Healthy Mouth Sounds- The Oral – Systemic Connection- Part 2
6.22.16 in General
So we think there may be a connection between oral health and systemic health. Well, what proof do we have of that? And by what mechanism does it occur?
Did you know that when we culture the bacterial organisms from plaques that cause heart attacks, we find that a high percentage of the bacteria originally came from the mouth? But what would the common thread be?
In a word…inflammation. It’s the new 2016 “buzz word”. Not because we want a new trend. It is because we now know some of the mechanisms of disease that we didn’t use to know.

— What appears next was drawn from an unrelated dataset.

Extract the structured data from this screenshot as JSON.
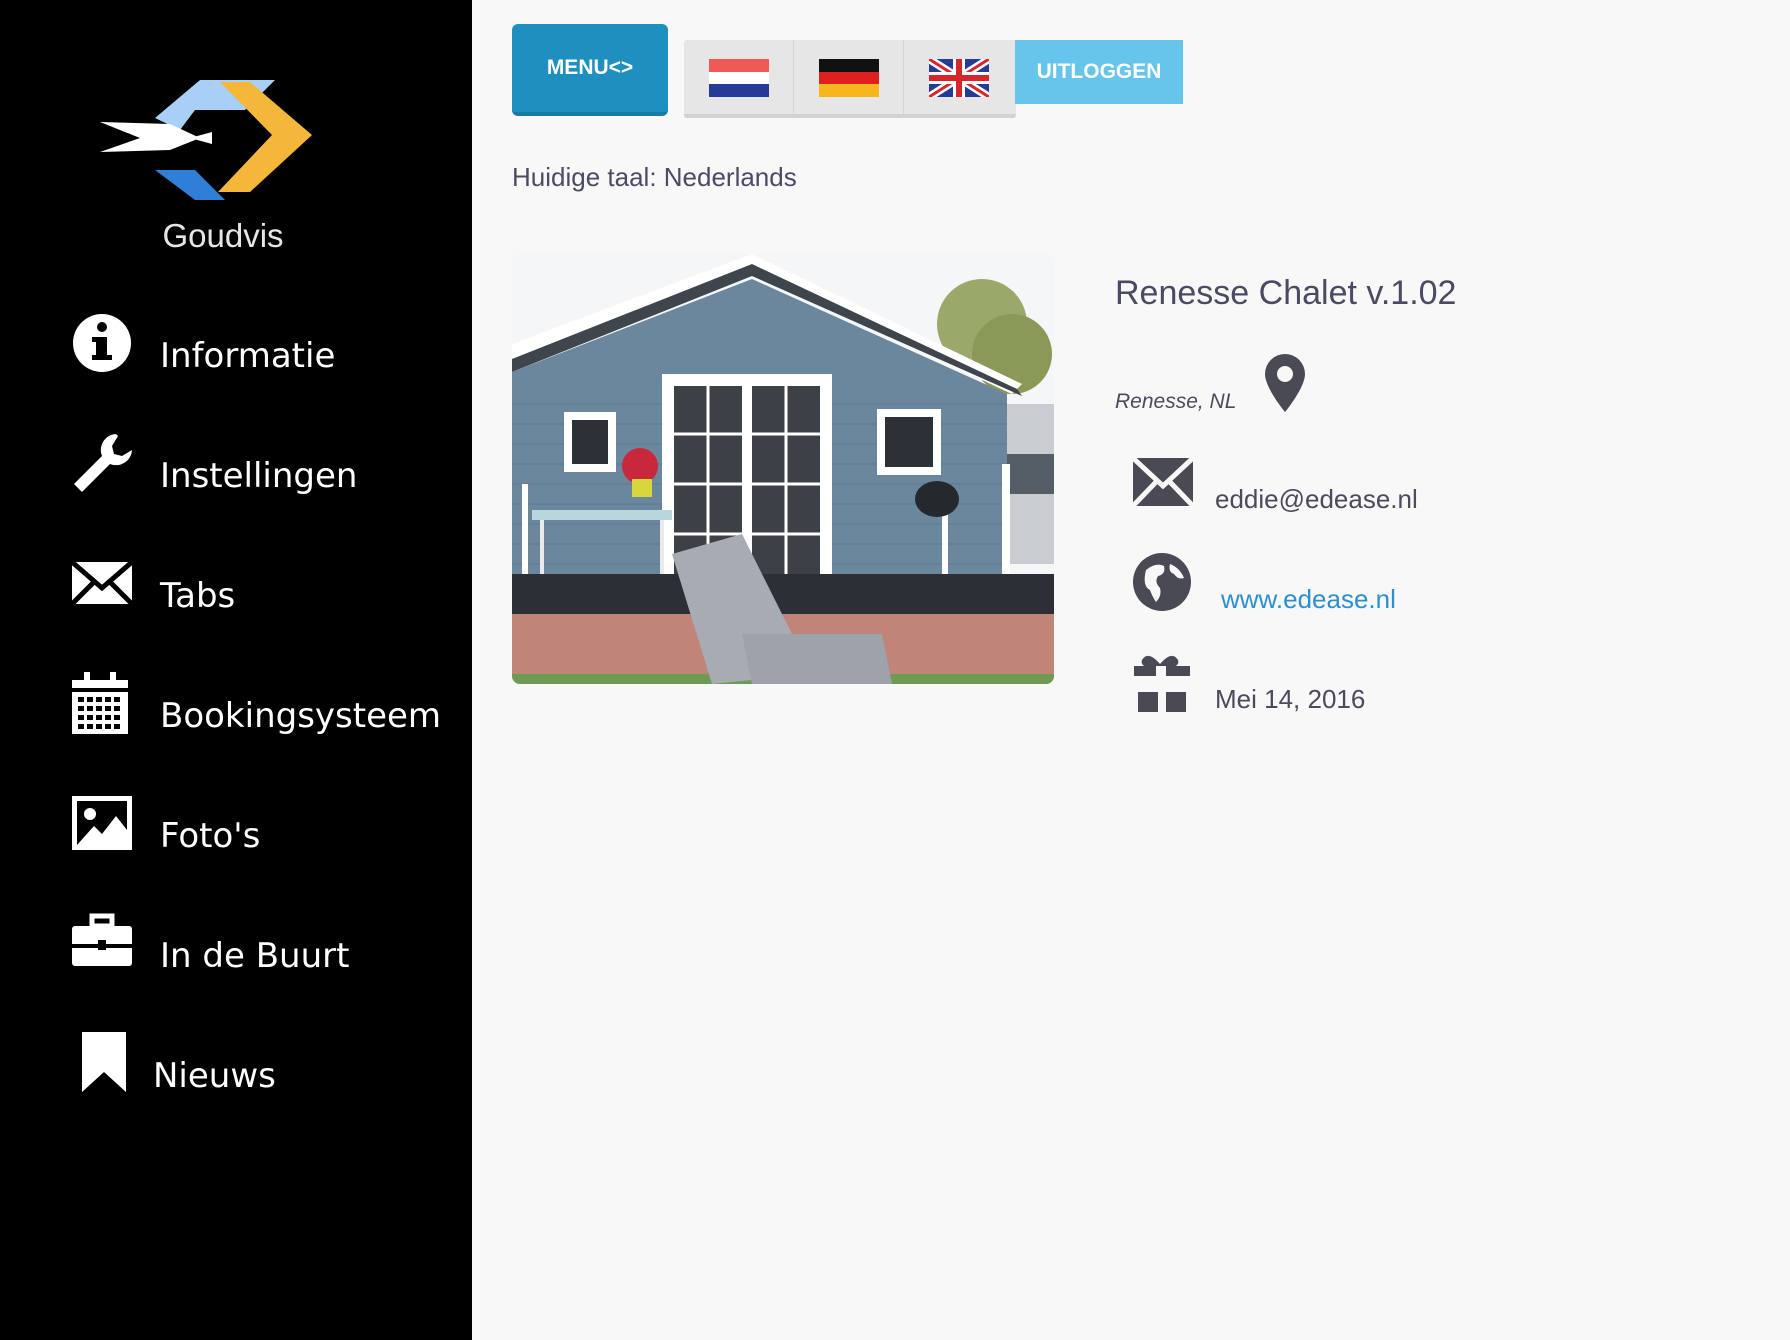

Let me take you through the process of formation of a heart attack producing plaque, using the example of our own lipoproteins as the culprit. I know you are familiar with the measurements of blood lipids, in order to monitor cardiac risks. One of the entities we measure is low density lipoprotein, (LDL), also know as the “bad cholesterol.”
It is known as bad because it often is the lipid which, when attacked by free radicals, causes an inflammatory response. Though this is designed to happen that way in our bodies, that inflammatory response can cause damage. As LDL molecules get attacked by free radicals, our own white blood cells come to our rescue to clean up the mess. This inflammatory response takes place in the lining of our arteries, and eventually the pus, becomes fibrotic and scarred. Again, this is a normal response in our bodies. However, these fibrotic “plaques” begin to block the flow of blood, and when we add a blood clot “hanging up” on the blockage, we have the scenario for a heart attack.

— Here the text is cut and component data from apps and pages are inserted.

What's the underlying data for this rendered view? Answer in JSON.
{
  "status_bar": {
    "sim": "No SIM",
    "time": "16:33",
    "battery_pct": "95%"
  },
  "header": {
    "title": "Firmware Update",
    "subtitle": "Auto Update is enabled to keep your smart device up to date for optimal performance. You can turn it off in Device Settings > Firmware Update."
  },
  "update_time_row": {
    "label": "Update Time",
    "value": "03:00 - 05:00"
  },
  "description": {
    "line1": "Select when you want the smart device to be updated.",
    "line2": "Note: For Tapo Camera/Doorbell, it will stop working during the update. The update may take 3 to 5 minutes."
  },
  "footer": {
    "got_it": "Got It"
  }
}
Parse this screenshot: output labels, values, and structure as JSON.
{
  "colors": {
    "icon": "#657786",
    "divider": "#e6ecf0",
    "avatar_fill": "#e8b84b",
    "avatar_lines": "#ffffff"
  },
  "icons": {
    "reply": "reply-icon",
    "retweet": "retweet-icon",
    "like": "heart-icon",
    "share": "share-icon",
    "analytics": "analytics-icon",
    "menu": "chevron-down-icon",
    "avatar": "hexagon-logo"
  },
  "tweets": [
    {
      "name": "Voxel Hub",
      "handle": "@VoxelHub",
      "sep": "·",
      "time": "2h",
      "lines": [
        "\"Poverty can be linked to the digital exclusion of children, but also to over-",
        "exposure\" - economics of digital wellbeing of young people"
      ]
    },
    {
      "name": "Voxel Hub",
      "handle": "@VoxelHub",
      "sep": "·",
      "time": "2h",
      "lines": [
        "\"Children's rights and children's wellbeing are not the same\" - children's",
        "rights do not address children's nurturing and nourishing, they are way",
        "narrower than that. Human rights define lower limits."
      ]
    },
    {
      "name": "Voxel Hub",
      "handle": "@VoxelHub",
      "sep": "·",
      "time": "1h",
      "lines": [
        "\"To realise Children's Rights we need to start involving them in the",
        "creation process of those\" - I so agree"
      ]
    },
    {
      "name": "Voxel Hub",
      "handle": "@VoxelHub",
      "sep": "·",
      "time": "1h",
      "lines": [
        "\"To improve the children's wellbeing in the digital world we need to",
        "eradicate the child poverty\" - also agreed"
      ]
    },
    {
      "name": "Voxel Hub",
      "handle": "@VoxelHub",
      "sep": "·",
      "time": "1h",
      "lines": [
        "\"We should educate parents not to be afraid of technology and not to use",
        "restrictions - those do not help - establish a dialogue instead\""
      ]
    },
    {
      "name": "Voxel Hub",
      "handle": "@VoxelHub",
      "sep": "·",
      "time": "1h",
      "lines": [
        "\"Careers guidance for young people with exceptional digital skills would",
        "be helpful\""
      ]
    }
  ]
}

So what, you may ask, does that have to do with oral health? The most common infectious disease known to man is dental caries. The most common cause of tooth loss in humans is periodontitis, or inflammation of the gums and bone. Both of these bacterial based disease processes cause a great deal of inflammation, and remember that we often culture organisms that live in the mouth, in our blood streams.
But how do mouth bacteria get to our heart? We have repeatedly been able to show an increase in bacteria in our blood, even after merely brushing our teeth. So, it is no stretch to conclude that the mouth bacteria we measure in coronary artery plaques, came from the mouth. Since we know that this process is an inflammatory one, the enemy to systemic health has become- inflammation. The Latin suffix meaning inflammation is, “itis.” So, anytime you hear a word ending in “itis”, know that inflammation is occurring.
Arthritis, bursitis, tendonitis, periodontitis, all tell us that inflammation is occurring at some anatomical location.
Clearly it benefits us to minimize or eliminate inflammation from any area of our bodies. The good news is that we know how to achieve that in our mouths. So, stay tuned in, and keep smiling. DrW.